Make sure that you buy a protein skimmer that’s large enough for your tank as it should have the capacity to filter the water that’s in your tank. Since it’s continuously cleaning up your tank, there’s lesser maintenance involved on your end. By eliminating excess nutrients, you’re getting rid of that nasty green algae!

4. Change Water Frequently

If you change the water in your tank frequently the chances of nutrient buildup in the water are much lesser.

Change about 25% of the water in your tank every fortnight and from there on experiment with the frequency of water changes as well as the quantity until you get the perfect range that works for you since every tank is different.

5. Use Filtered Water

Changing the water frequently might not be enough if the new water you’re putting is unfiltered and already comes with nutrients in it.

As you might know, tap water consists of high levels of nutrients and minerals which can lead to the growth of algae in the aquarium.

Regularly replacing the water with clean and filtered water can limit the chances of growth of algae and be one less source of nutrients in your tank.

6. Keep An Eye On The Ingredients In The Mixes

As a part of the routine to keep our tanks clean we often tend to use many chemicals in order to ensure that the aquarium’s ecosystem is functioning perfectly.

What we tend to overlook while doing this is the ingredients that come in these packs. Certain elements must be avoided at all costs if you want to keep green algae at bay such as iron, phosphates and nitrates.

These elements in particular lead to the growth of green algae in the water.

7. Phosphate/Nitrate Testing Kits

As a part of your algae tackling arsenal, use phosphate and nitrate testing kits to test phosphate and nitrate levels work as a great addition.

Having a master test kit is always handy

Having a master test kit is always handy

You might not know what’s causing the green algae to grow in the aquarium until you actually test the water to check for excess nutrient buildup. Checking on the levels of phosphates and nitrates will help you isolate the cause of the problem.
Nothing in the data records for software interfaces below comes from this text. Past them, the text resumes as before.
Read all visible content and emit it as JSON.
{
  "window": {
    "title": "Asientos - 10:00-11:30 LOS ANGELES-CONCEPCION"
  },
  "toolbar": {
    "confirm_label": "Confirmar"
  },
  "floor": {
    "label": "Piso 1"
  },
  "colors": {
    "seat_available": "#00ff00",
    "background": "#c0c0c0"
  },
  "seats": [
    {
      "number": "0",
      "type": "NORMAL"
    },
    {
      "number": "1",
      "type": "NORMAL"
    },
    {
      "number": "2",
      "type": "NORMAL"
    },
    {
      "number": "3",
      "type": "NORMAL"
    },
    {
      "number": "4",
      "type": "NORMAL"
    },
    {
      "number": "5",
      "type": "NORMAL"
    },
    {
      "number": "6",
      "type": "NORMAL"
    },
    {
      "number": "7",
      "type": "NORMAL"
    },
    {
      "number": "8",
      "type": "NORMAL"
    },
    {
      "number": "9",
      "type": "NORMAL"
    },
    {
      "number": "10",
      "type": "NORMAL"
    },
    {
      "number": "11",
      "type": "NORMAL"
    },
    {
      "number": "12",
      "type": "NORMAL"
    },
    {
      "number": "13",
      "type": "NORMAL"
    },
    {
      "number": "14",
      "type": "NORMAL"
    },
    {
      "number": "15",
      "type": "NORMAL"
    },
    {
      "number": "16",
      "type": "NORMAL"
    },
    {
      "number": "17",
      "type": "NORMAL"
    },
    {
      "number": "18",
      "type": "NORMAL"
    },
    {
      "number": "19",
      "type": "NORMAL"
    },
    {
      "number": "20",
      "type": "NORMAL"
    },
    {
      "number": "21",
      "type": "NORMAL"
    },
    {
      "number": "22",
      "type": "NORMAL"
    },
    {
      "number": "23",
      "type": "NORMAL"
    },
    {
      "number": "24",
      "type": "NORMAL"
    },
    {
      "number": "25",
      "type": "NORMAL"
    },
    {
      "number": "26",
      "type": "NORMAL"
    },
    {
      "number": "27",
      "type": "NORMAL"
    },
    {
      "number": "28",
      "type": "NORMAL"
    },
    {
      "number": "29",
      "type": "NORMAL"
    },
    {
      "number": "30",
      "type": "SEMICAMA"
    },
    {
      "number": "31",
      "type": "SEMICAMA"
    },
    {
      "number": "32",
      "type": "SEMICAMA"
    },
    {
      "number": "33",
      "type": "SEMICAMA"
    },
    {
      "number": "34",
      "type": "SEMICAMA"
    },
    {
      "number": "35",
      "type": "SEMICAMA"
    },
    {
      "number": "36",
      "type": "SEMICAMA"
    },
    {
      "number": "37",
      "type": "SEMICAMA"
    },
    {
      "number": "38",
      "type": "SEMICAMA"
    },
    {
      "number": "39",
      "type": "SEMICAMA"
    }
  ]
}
If the nitrate and phosphate levels are perfect then you might need to work around with your lighting or it could be that the algae is absorbing the nutrients too quickly thereby leaving minimal traces of nutrients in the water.

8. Add Mangroves To The Tank

Mangroves serve as a great addition to the tank as they not only offer a different aspect in terms of biodiversity but they also do a great job in absorbing phosphates from the tank.

The roots of the mangroves absorb phosphates present in your saltwater aquarium. Mangroves are a great natural way of getting rid of excessive nutrients in your tank and it doesn’t require regular maintenance nor is it too expensive.

9. Add Macroalgae To The System

Not all algae are bad algae; certain types of algae can be very beneficial to the overall health of the system.

Macroalgae fight for the same nutrients that green algae require and therefore if you have enough macroalgae, you’ll be able starve the green algae so that it disappears from your aquarium. They will absorb the excess nutrients and will also serve as food for many fish, thereby serving two purposes.

Share The Knowledge

You (un)officially have a Ph.D in green algae now! Use this newly acquired knowledge in green algae to help keep your tank clean and healthy. Do let us know in the comments section below what helped you rat out that nasty algae from your tank.

If you’d like to hear from us on stuff like this, please signup to our newsletter!

About Dennis Hanson

Dennis is an experienced aquarist with many years of knowledge and experience in keeping successful tanks. He also has no relations to the pop group Hanson.

2 thoughts on “Saltwater Algae Control: Green Algae

  1. Pingback: 7 Best Freshwater Aquarium Algae Eaters | Home Aquaria

  2. Reply Tim Sep 27,2015 2:47 pm

    3500 gal aquarium with algae problem. Know of any herbicide that can be used in an all fish, saltwater system. I successfully use Reward in my large outdoor ponds without fish harm but can’t seem to find out if it will be ok for saltwater

Leave a Reply